Start of Data provided

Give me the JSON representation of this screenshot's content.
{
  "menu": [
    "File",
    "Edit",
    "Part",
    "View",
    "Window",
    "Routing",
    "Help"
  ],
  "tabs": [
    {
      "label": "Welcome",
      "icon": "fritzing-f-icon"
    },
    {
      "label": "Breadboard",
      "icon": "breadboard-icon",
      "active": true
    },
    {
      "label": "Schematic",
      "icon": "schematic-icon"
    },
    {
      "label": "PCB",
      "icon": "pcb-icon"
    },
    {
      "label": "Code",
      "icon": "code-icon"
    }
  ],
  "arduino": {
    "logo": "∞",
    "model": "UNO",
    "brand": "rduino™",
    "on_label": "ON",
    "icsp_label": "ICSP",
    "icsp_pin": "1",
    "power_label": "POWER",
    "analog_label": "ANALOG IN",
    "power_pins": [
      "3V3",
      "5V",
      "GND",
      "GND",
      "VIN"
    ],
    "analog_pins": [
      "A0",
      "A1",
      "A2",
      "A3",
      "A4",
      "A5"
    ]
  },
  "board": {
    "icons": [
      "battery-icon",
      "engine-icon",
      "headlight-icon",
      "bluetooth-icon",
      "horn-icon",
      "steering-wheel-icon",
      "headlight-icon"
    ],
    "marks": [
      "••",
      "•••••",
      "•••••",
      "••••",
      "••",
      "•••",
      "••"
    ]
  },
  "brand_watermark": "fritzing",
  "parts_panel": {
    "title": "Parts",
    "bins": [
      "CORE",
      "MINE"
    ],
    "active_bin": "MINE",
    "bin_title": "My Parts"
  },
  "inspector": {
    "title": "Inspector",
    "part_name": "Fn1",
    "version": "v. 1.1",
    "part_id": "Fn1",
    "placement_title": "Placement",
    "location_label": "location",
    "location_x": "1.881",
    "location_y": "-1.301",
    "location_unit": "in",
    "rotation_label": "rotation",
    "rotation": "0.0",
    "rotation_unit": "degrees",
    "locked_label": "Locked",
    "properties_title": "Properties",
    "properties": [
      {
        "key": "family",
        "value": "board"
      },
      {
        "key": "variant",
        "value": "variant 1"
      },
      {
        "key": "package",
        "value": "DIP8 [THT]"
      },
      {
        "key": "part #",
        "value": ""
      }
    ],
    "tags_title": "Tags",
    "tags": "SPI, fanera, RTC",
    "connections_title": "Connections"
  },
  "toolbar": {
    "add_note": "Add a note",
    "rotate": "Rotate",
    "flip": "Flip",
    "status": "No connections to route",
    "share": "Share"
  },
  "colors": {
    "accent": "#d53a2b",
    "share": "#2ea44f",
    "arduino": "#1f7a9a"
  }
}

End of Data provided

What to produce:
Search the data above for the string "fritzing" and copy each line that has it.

Reply to the exercise:
      "icon": "fritzing-f-icon"
  "brand_watermark": "fritzing",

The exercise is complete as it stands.